Severn Sailing Association was a flurry of activity on Wednesday evening as competitors prepared for the 2017 SAP 5O5 World Championship. Skippers and crews were busy performing last-minute adjustments to their boats, tuning the rig and working on other gear.
SSA members considerately cleared every other dinghy off the lot to accommodate the influx of 89 5O5s, which came from 12 different countries. Action got underway Thursday with the pre-worlds, which provide the sailors an opportunity to practice and study the venue.
Racing in the 2017 SAP 5O5 World Championship will be held Sunday through Friday on the Chesapeake Bay with organizers hoping to complete at least 10 races. Annapolis resident Sandy Grosvenor – a World Sailing and US Sailing International race officer, judge and umpire – is leading the on-water management along with a top-notch committee from co-host Eastport Yacht Club.
There are eight past 5O5 world champions in attendance and all rate among the pre-regatta favorites. Mike Martin and Adam Lowry are the defending champs after capturing their first title together last year in Weymouth, England. Martin, who previously won worlds in 2009 off San Francisco with Jeff Nelson, is considered a heavy air specialist.
So are Mike Holt and Carl Smit, who teamed to take the 2015 crown off Port Elizabeth, South Africa. Holt, a Santa Cruz Yacht Club member who garnered the 2014 championship along with Rob Woelfel, said conditions will determine a lot this year. Smit is an Annapolis resident so does bring some local knowledge to the table.
“We’ll have to see what the weather is going to do. It seems at the moment like it will be somewhat light and variable,” Holt said. “We’ll go out there over the next two days and see if we’re on the pace in those type of conditions.”
Heavy air does not seem likely for these worlds, which may expand the list of teams capable of being atop the podium at the end. Holt said there are too many talented sailors in the fleet to name all those that could contend.
“If we could dial up a forecast we would wish for 20 knots or more, but we probably won’t see those conditions this time,” Holt said. “It will not be a pure boat speed battle. This is a year in which you will need to keep your head out of the boat.”
That is a reference to the extremely shifty nature of the mid-Chesapeake Bay breeze, which can routinely change by as much as 40 degrees at times. Holt mentioned a pair of Chesapeake Bay entries – Tyler Moore and Rob Woelfel along with Chris Behm and Jesse Falsone – as having the local knowledge necessary to excel in light, shifty winds.
Moore has five North American championships to his credit while Woelfel has an incredible record of success as a crew. Moore, a resident of Hampton, Virginia, is an outstanding helmsman while Woelfel is a master tactician.

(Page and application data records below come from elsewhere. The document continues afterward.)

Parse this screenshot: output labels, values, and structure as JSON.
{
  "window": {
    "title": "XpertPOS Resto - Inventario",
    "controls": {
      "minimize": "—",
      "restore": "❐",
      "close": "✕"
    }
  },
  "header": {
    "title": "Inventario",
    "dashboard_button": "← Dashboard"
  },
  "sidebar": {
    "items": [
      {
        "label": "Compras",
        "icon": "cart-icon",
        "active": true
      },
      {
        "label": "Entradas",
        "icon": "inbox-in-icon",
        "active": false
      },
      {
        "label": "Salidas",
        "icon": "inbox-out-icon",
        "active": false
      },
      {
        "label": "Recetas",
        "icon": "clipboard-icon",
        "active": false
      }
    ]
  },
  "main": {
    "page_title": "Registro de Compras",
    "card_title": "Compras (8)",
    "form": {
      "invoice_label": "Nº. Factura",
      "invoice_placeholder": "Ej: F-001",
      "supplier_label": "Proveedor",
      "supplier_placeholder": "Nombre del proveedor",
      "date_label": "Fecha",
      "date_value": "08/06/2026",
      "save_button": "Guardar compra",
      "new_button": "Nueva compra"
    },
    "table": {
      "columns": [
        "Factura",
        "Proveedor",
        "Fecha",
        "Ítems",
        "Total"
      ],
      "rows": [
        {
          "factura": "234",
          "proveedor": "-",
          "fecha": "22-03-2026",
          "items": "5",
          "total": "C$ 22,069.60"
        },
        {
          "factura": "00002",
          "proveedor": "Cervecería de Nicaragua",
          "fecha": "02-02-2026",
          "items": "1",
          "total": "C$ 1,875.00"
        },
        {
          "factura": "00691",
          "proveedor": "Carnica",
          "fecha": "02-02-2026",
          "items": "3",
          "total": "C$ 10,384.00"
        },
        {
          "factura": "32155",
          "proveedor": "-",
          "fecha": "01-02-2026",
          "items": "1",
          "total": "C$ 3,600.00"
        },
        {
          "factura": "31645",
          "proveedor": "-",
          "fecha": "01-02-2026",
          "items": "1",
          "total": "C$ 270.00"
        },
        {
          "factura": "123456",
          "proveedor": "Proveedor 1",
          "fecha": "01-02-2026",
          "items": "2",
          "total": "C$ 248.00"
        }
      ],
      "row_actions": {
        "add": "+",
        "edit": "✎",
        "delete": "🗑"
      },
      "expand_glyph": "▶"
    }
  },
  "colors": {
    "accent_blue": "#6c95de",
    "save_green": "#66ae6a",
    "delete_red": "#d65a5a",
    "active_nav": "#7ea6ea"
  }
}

Behm and Falsone captured the 2016 5O5 East Coast Championship that was co-hosted by SSA and EYC last September. That is a positive indicator considering it was the same time of year and same courses. However, the tandem has not been able to practice much leading up to this world championship, missing the recent East Coast Championship due to commitments.
Falsone is serving as regatta chairman and thus has been consumed with myriad organizational duties. “You really can’t organize a worlds and truly focus on sailing,” said Falsone, somewhat downplaying his team’s chances. “Chris and I just have not sailed as much as necessary to be in top form for an event that is this competitive.”
No one would ever count out Howie Hamlin and Andy Zinn, who have teamed to capture three of the last four North American Championships. The Long Beach, California tandem secured the 2015 title off Annapolis, displaying versatility in a wide range of conditions.
“It’s nice to sail on the East Coast and Annapolis is widely recognized as a renowned venue,” Hamlin said. “We are hoping for variety with regard to wind range. We’re probably not the fastest in any one condition, but can do well in light, medium and heavy. So all around is what we really need.”
In analyzing the 2017 SAP 5O5 World Championship, class president Pip Pearson estimated that as many as 20 boats had the ability to win a race. Pearson listed nine very viable candidates, including the aforementioned Martin/Lowry, Holt/Smit and Hamlin/Zinn.
Also likely to be in the mix are Mike Quirk and Curtiss Hartmann, the six-time Australian national champions. Californians Ian Pinnell and Dave Shelton also have quite a track record of success separately with the former winning the 2008 world championship and the latter posting a pair of podium placements.
Pearson also mentioned Australia’s Malcolm Higgins and Marcus Cooper, Britain’s Andy Smith and Roger Gilbert and San Francisco-based stalwarts Ted Conrads and Brian Haines as teams that certainly could make some noise.
by Bill Wagner